(Stored items from a collection)
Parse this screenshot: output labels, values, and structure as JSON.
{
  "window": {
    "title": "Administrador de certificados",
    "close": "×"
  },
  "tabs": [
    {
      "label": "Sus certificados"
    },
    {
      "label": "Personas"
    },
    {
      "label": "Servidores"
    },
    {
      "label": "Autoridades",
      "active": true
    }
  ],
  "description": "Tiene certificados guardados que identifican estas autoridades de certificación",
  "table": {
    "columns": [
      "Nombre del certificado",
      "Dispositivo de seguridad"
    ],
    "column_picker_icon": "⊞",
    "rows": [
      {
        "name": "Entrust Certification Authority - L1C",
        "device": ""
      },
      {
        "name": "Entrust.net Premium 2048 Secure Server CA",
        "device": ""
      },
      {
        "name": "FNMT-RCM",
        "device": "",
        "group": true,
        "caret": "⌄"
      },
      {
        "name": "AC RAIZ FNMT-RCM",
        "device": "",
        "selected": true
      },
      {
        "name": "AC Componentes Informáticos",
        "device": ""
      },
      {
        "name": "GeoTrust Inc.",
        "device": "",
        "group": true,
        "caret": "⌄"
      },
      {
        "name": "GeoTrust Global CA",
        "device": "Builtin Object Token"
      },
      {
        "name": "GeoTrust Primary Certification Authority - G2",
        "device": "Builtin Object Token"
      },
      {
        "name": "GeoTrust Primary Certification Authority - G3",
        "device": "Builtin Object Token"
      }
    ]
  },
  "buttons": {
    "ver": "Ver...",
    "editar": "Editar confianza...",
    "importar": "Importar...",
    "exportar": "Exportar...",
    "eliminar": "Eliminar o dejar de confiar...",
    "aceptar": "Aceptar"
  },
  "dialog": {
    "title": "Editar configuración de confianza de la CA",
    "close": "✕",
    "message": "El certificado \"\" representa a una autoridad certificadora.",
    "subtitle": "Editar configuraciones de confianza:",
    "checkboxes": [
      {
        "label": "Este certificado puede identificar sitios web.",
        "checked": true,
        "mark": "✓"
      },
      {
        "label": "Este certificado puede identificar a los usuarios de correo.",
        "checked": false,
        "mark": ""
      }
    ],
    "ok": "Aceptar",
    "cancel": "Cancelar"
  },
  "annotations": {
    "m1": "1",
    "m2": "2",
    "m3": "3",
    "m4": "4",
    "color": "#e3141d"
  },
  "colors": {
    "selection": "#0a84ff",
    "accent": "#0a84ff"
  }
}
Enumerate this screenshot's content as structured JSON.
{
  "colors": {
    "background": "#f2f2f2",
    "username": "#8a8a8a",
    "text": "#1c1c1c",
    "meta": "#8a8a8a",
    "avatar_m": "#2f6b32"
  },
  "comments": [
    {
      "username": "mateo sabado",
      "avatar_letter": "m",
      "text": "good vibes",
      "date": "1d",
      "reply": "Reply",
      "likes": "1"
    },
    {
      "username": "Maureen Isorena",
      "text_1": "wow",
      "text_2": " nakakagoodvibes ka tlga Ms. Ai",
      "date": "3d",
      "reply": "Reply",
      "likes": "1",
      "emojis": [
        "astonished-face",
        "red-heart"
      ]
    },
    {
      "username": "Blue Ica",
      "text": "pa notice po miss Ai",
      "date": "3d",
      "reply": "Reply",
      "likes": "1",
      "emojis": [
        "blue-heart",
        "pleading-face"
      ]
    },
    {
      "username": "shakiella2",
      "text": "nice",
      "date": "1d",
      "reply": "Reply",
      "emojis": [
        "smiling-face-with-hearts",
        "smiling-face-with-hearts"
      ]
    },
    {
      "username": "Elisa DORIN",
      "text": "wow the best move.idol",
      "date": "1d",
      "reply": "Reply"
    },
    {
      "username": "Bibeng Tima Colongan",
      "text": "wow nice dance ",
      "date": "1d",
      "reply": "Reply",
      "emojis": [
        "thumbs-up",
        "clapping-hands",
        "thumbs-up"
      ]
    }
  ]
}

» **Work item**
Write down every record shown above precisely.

» **Result for this exercise**
Parse this screenshot: output labels, values, and structure as JSON.
{
  "window": {
    "title": "Administrador de certificados",
    "close": "×"
  },
  "tabs": [
    {
      "label": "Sus certificados"
    },
    {
      "label": "Personas"
    },
    {
      "label": "Servidores"
    },
    {
      "label": "Autoridades",
      "active": true
    }
  ],
  "description": "Tiene certificados guardados que identifican estas autoridades de certificación",
  "table": {
    "columns": [
      "Nombre del certificado",
      "Dispositivo de seguridad"
    ],
    "column_picker_icon": "⊞",
    "rows": [
      {
        "name": "Entrust Certification Authority - L1C",
        "device": ""
      },
      {
        "name": "Entrust.net Premium 2048 Secure Server CA",
        "device": ""
      },
      {
        "name": "FNMT-RCM",
        "device": "",
        "group": true,
        "caret": "⌄"
      },
      {
        "name": "AC RAIZ FNMT-RCM",
        "device": "",
        "selected": true
      },
      {
        "name": "AC Componentes Informáticos",
        "device": ""
      },
      {
        "name": "GeoTrust Inc.",
        "device": "",
        "group": true,
        "caret": "⌄"
      },
      {
        "name": "GeoTrust Global CA",
        "device": "Builtin Object Token"
      },
      {
        "name": "GeoTrust Primary Certification Authority - G2",
        "device": "Builtin Object Token"
      },
      {
        "name": "GeoTrust Primary Certification Authority - G3",
        "device": "Builtin Object Token"
      }
    ]
  },
  "buttons": {
    "ver": "Ver...",
    "editar": "Editar confianza...",
    "importar": "Importar...",
    "exportar": "Exportar...",
    "eliminar": "Eliminar o dejar de confiar...",
    "aceptar": "Aceptar"
  },
  "dialog": {
    "title": "Editar configuración de confianza de la CA",
    "close": "✕",
    "message": "El certificado \"\" representa a una autoridad certificadora.",
    "subtitle": "Editar configuraciones de confianza:",
    "checkboxes": [
      {
        "label": "Este certificado puede identificar sitios web.",
        "checked": true,
        "mark": "✓"
      },
      {
        "label": "Este certificado puede identificar a los usuarios de correo.",
        "checked": false,
        "mark": ""
      }
    ],
    "ok": "Aceptar",
    "cancel": "Cancelar"
  },
  "annotations": {
    "m1": "1",
    "m2": "2",
    "m3": "3",
    "m4": "4",
    "color": "#e3141d"
  },
  "colors": {
    "selection": "#0a84ff",
    "accent": "#0a84ff"
  }
}
Enumerate this screenshot's content as structured JSON.
{
  "colors": {
    "background": "#f2f2f2",
    "username": "#8a8a8a",
    "text": "#1c1c1c",
    "meta": "#8a8a8a",
    "avatar_m": "#2f6b32"
  },
  "comments": [
    {
      "username": "mateo sabado",
      "avatar_letter": "m",
      "text": "good vibes",
      "date": "1d",
      "reply": "Reply",
      "likes": "1"
    },
    {
      "username": "Maureen Isorena",
      "text_1": "wow",
      "text_2": " nakakagoodvibes ka tlga Ms. Ai",
      "date": "3d",
      "reply": "Reply",
      "likes": "1",
      "emojis": [
        "astonished-face",
        "red-heart"
      ]
    },
    {
      "username": "Blue Ica",
      "text": "pa notice po miss Ai",
      "date": "3d",
      "reply": "Reply",
      "likes": "1",
      "emojis": [
        "blue-heart",
        "pleading-face"
      ]
    },
    {
      "username": "shakiella2",
      "text": "nice",
      "date": "1d",
      "reply": "Reply",
      "emojis": [
        "smiling-face-with-hearts",
        "smiling-face-with-hearts"
      ]
    },
    {
      "username": "Elisa DORIN",
      "text": "wow the best move.idol",
      "date": "1d",
      "reply": "Reply"
    },
    {
      "username": "Bibeng Tima Colongan",
      "text": "wow nice dance ",
      "date": "1d",
      "reply": "Reply",
      "emojis": [
        "thumbs-up",
        "clapping-hands",
        "thumbs-up"
      ]
    }
  ]
}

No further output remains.